*** Recorded data

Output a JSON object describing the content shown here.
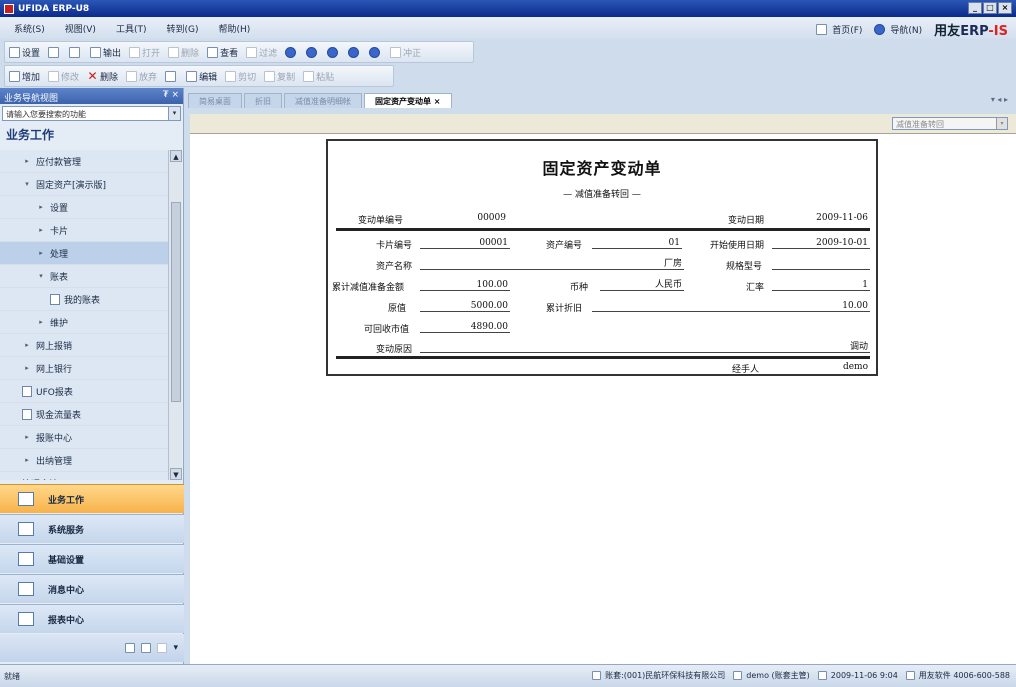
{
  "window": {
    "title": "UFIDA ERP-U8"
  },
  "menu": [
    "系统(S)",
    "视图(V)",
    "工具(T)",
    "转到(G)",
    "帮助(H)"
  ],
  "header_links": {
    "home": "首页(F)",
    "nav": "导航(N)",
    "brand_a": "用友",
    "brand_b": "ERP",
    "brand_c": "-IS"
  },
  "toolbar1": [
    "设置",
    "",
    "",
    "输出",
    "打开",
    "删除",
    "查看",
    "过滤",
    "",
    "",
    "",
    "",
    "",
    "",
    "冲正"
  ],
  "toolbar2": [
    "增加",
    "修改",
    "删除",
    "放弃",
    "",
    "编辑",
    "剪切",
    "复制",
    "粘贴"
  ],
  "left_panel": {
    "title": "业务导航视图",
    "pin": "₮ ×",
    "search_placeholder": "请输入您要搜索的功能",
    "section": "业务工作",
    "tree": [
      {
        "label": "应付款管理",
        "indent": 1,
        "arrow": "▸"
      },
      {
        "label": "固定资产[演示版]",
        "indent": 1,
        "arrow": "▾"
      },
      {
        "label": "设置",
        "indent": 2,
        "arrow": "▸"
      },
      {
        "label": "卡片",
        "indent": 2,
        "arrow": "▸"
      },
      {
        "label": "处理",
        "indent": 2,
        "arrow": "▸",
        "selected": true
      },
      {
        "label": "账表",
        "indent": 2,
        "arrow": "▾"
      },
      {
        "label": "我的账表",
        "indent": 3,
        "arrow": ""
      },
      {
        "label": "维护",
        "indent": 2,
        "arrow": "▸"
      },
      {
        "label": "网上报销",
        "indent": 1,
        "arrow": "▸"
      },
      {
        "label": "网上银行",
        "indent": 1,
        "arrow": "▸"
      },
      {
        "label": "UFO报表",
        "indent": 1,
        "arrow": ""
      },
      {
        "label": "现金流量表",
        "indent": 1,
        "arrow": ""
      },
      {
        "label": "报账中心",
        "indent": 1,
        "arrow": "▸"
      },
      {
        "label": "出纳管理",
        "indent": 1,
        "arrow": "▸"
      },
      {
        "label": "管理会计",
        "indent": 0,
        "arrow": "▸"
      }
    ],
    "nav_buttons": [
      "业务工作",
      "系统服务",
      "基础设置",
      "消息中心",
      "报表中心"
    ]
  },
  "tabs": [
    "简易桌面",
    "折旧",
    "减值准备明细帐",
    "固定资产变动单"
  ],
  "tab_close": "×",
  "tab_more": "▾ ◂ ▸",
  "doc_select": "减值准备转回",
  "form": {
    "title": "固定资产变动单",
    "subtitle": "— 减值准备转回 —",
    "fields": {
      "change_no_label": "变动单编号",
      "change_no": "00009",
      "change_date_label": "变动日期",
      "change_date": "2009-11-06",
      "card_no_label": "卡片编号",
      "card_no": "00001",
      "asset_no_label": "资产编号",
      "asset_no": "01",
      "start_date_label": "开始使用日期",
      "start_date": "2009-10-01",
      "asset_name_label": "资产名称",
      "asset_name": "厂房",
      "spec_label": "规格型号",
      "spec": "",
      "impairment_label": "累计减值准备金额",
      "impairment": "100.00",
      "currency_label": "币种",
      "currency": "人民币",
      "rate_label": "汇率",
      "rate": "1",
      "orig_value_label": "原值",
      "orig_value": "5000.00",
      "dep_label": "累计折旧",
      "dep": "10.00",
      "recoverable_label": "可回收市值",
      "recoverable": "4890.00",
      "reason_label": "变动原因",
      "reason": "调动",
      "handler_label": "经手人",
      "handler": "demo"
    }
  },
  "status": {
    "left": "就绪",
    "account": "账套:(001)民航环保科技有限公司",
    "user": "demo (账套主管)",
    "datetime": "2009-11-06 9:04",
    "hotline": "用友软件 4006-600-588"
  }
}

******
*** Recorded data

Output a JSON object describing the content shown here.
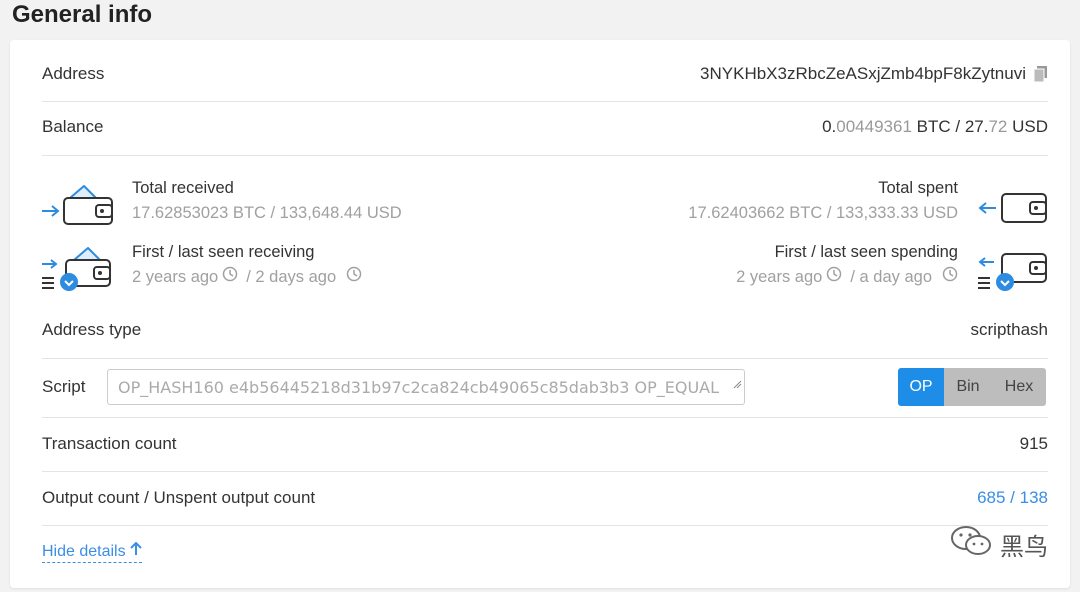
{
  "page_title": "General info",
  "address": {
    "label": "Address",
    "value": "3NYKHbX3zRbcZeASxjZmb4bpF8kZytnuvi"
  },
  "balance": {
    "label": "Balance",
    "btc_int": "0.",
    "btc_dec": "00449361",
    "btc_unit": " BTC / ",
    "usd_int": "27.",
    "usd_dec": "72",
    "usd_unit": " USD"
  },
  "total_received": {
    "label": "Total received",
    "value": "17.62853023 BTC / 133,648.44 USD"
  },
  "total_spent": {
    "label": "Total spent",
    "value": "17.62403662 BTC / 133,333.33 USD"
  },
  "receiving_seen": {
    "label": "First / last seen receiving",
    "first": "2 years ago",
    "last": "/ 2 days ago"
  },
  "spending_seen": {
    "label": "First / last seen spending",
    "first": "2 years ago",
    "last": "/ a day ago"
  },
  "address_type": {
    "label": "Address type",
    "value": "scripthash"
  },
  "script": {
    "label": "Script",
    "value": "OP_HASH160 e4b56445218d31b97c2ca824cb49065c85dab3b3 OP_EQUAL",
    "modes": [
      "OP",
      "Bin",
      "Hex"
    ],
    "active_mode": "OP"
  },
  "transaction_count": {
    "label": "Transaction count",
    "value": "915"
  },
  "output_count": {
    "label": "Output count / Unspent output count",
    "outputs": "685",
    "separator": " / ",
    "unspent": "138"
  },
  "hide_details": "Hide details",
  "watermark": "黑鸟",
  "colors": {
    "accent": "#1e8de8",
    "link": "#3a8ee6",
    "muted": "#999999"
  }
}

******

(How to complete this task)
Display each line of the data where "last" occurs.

(Answer to this problem)
    "label": "First / last seen receiving",
    "last": "/ 2 days ago"
    "label": "First / last seen spending",
    "last": "/ a day ago"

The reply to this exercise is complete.